Saturday morning started bright, early, and full of coffee-fuelled energy with ‘When Women Make Murderers’. It was a fantastic discussion between Fiona Cummins, Laura Shepherd-Robinson, C.J. Tudor, Olivia Kiernan, and Amy McLellan. Travelling halfway across London to attend a 9.30am panel when one is sleep-deprived and ever-so-slightly hungover is a labour of love, so it was wonderful to see a group of writers I admire so much on one stage.
Then it was on to Iceland, Finland and the forests of Sweden for a cold slice of Scandi Noir in a panel called ‘Chilled to the Bone’. Karen Sullivan kept the questions coming – with varying degrees of success as it was clear her panellists Ragnar Jónasson, Will Dean, Yrsa Sigurðardóttir and Antti Tuomainen are a little like their characters, more used to going rogue.
Dreda Say Mitchell, Steph Marland, Amer Anwar, and M.W. Craven discussed ‘Britain’s Toughest Streets’ with David Mark. Dreda made an impassioned plea for greater diversity in the traditional publishing community. The ensuing discussion about the welcome she received on the digital side of the industry gave us all a lot to think about. Steph Marland’s latest novel follows a group of urban explorers who stumble across a murderer. Sure to be creepy, it’s going right to the top of my ‘to be read’ pile.
A Saturday afternoon panel aptly entitled ‘The Wrong Side of the Law’ was surprisingly amusing. I’ve had my fair share of dealings with lawyers over the years, but I’ve never known them to be this funny. Expertly moderated by Ayo Onatade, the panel featured Harriet Tyce, Steve Cavanagh, Imran Mahmood and Tony Kent. Cavanagh’s story about his ‘armless’ client had us all in stitches, while his story about the cops who took a 15-year-old miscreant out for Christmas dinner had us in tears.
Mickey Spillane once said, “The first chapter sells the book; the last chapter sells the next book.” The same could be said for Capital Crime. The festival was a huge success from the opening notes on Thursday evening to the moment the last drink was served on Saturday night. I’m guessing David Headley and Adam Hamdy will rest easy during their next taxi ride through New York. A huge thank you to them, the sponsors, and Lizzie Curle, the festival manager. You’ve done London proud!
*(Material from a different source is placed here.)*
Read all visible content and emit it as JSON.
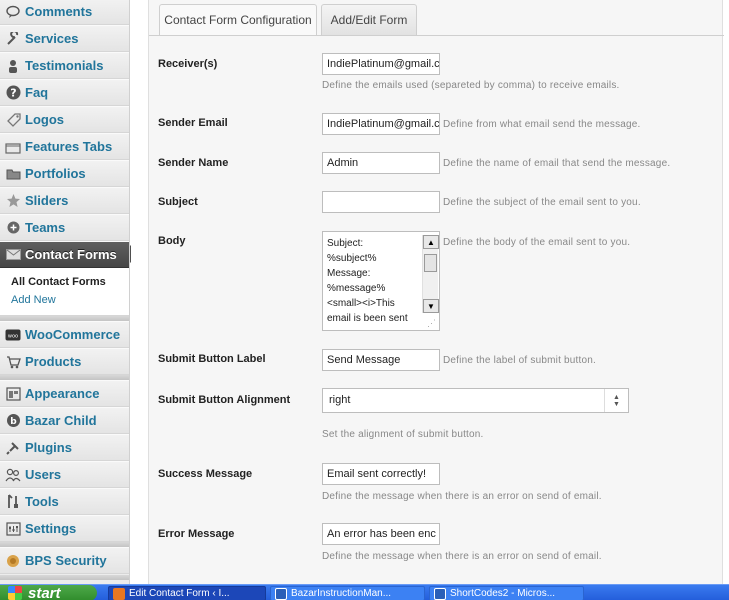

The inaugural Capital Crime festival took place from Thursday 26 to Saturday 28 September 2019. For more info, and to sign up for details of next year’s festival, visit capitalcrime.org.